On the way up we don’t say much, our breath saved for our blood, for pumping our legs up the dirt path. A vulture hovers in loops overhead, huge. I wonder what it smells down there and realize we have hiked so high, overhead now means eye level.
At the top of the hill, finally, the trail forks east to camp and west to coast. We can finally feel the breeze off the Pacific. I sit on the edge of the chaparral. She sits in the dirt of the trail, casts grass at me, flirting with my cleavage. She asks how sure I am that the world will end in twenty-twelve. I pause. I think: the Mayan calendar, the dark planet, the shifting poles. I say, “Fifty percent.”
Before pulling ourselves up we reapply sunscreen, try not to exhaust the water. We cannot yet see the ocean. An hour still on the trail, flat along the ridge, then all downhill.
We reach the length of the coast, the expanse of brown and blue. She asks how sure I am that she might not get to see me again. I think: the other lips, the other face, the other hands. I say, “I don’t know.”
She walks ahead, angry I think, but more sure of her footing. We start down the narrow trail, steep and silent. I lag behind, resigned, afraid I will fall.
We do not talk driving back on the highway that cuts between wetlands and beach, the tsunami zone. The sun is setting; I pretend I am not crying. I ask, “Where should we go for dinner?”
The taco stand seats twenty uncomfortably, a handful of high tables with high stools. We are both on our second margarita. The grill and the drinks and the other eaters heat my face and she asks how sure I am in fifty percent. The radio on the shelf by the grill is spattered with grease, and the station bleeps the bad words over accordion and trumpet, but the songs sung in Spanish hardly seem vulgar to me. I think. I laugh. I might be sunburned. Everything – it all seems ridiculous now – who cares about the bad words when we all know this will all end? I say, “Maybe it doesn’t matter. Someone told me that it doesn’t matter, because whenever you die, that’s the end of the world for you. Whether you die with everyone else or not doesn’t matter.”
The waitress brings the check, the same total every time, and I pull the soft ten and twenty from my back pocket. A flat black seed with eight legs clings to the bills. I panic; I shake the tick to the floor, to the dark terracotta below. It has been there in my pocket this whole time. There’s been a tick in my pocket this whole time. We leave the cash on the table, we run, we tear off each other’s clothes in the living room. We search every moment of each other’s skin for tiny danger.
About the Author:

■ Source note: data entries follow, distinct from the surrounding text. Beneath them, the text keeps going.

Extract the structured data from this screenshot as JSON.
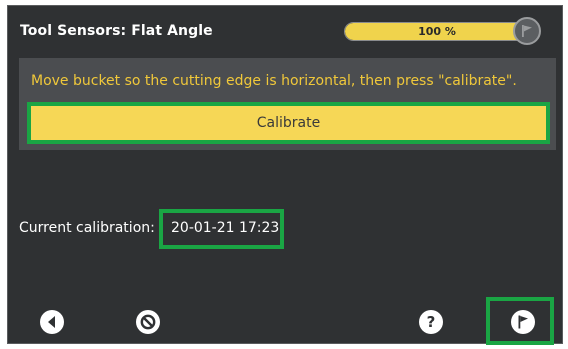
{
  "header": {
    "title": "Tool Sensors: Flat Angle",
    "progress_text": "100 %",
    "progress_fraction": 1.0,
    "progress_icon": "flag-icon"
  },
  "panel": {
    "instruction": "Move bucket so the cutting edge is horizontal, then press \"calibrate\".",
    "calibrate_label": "Calibrate"
  },
  "calibration": {
    "label": "Current calibration:",
    "value": "20-01-21 17:23"
  },
  "footer": {
    "back_icon": "back-arrow-icon",
    "cancel_icon": "cancel-icon",
    "help_icon": "help-icon",
    "finish_icon": "flag-icon"
  },
  "colors": {
    "background": "#2f3133",
    "panel": "#4b4d50",
    "accent_yellow": "#f6d756",
    "instruction_text": "#f0c83a",
    "highlight_green": "#1aa544"
  }
}
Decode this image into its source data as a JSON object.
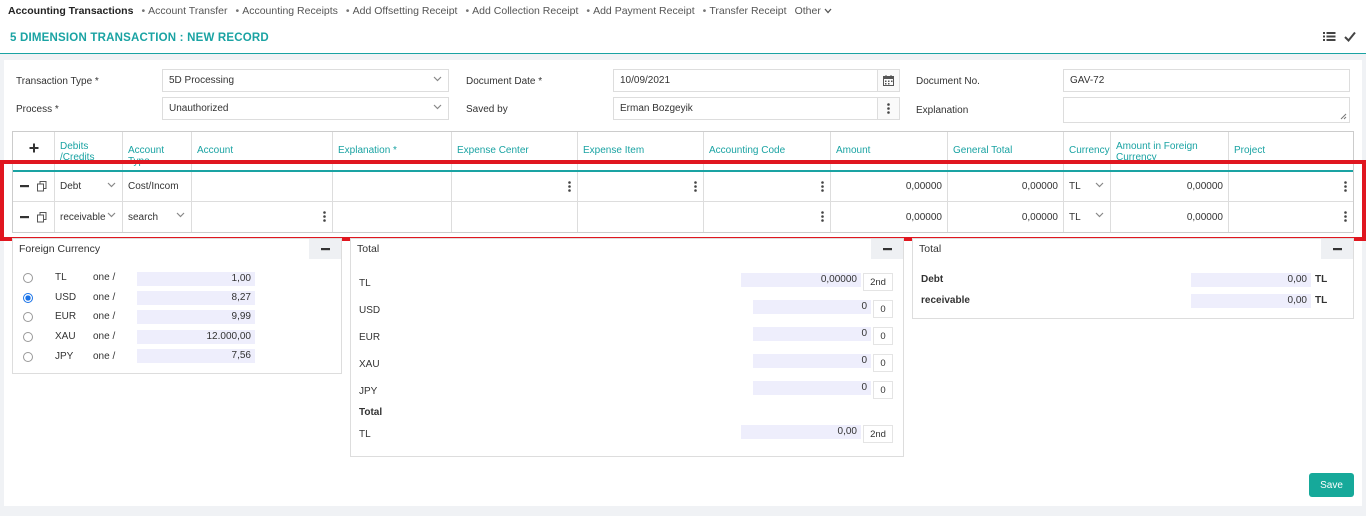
{
  "nav": {
    "active": "Accounting Transactions",
    "items": [
      "Account Transfer",
      "Accounting Receipts",
      "Add Offsetting Receipt",
      "Add Collection Receipt",
      "Add Payment Receipt",
      "Transfer Receipt"
    ],
    "other": "Other"
  },
  "header": {
    "title": "5 DIMENSION TRANSACTION : NEW RECORD"
  },
  "form": {
    "transaction_type": {
      "label": "Transaction Type *",
      "value": "5D Processing"
    },
    "process": {
      "label": "Process *",
      "value": "Unauthorized"
    },
    "document_date": {
      "label": "Document Date *",
      "value": "10/09/2021"
    },
    "saved_by": {
      "label": "Saved by",
      "value": "Erman Bozgeyik"
    },
    "document_no": {
      "label": "Document No.",
      "value": "GAV-72"
    },
    "explanation": {
      "label": "Explanation",
      "value": ""
    }
  },
  "grid": {
    "columns": [
      "Debits /Credits",
      "Account Type",
      "Account",
      "Explanation *",
      "Expense Center",
      "Expense Item",
      "Accounting Code",
      "Amount",
      "General Total",
      "Currency",
      "Amount in Foreign Currency",
      "Project"
    ],
    "rows": [
      {
        "dc": "Debt",
        "account_type": "Cost/Incom",
        "amount": "0,00000",
        "general_total": "0,00000",
        "currency": "TL",
        "foreign_amount": "0,00000"
      },
      {
        "dc": "receivable",
        "account_type": "search",
        "amount": "0,00000",
        "general_total": "0,00000",
        "currency": "TL",
        "foreign_amount": "0,00000"
      }
    ]
  },
  "foreign_currency": {
    "title": "Foreign Currency",
    "rows": [
      {
        "code": "TL",
        "unit": "one /",
        "rate": "1,00",
        "selected": false
      },
      {
        "code": "USD",
        "unit": "one /",
        "rate": "8,27",
        "selected": true
      },
      {
        "code": "EUR",
        "unit": "one /",
        "rate": "9,99",
        "selected": false
      },
      {
        "code": "XAU",
        "unit": "one /",
        "rate": "12.000,00",
        "selected": false
      },
      {
        "code": "JPY",
        "unit": "one /",
        "rate": "7,56",
        "selected": false
      }
    ]
  },
  "totals": {
    "title": "Total",
    "rows": [
      {
        "code": "TL",
        "value": "0,00000",
        "tag": "2nd"
      },
      {
        "code": "USD",
        "value": "0",
        "tag": "0"
      },
      {
        "code": "EUR",
        "value": "0",
        "tag": "0"
      },
      {
        "code": "XAU",
        "value": "0",
        "tag": "0"
      },
      {
        "code": "JPY",
        "value": "0",
        "tag": "0"
      }
    ],
    "subtitle": "Total",
    "sum": {
      "code": "TL",
      "value": "0,00",
      "tag": "2nd"
    }
  },
  "totals_dc": {
    "title": "Total",
    "rows": [
      {
        "label": "Debt",
        "value": "0,00",
        "currency": "TL"
      },
      {
        "label": "receivable",
        "value": "0,00",
        "currency": "TL"
      }
    ]
  },
  "actions": {
    "save": "Save"
  },
  "colors": {
    "accent": "#1aa3a3",
    "highlight": "#e0161f",
    "save": "#16a99a"
  }
}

Andrea Danowski hopes to complete her MFA in fiction at the University of Oregon before the world ends. Her work has appeared in NANO Fiction, SmokeLong Quarterly, Monkeybicycle, and Jersey Devil Press, among others.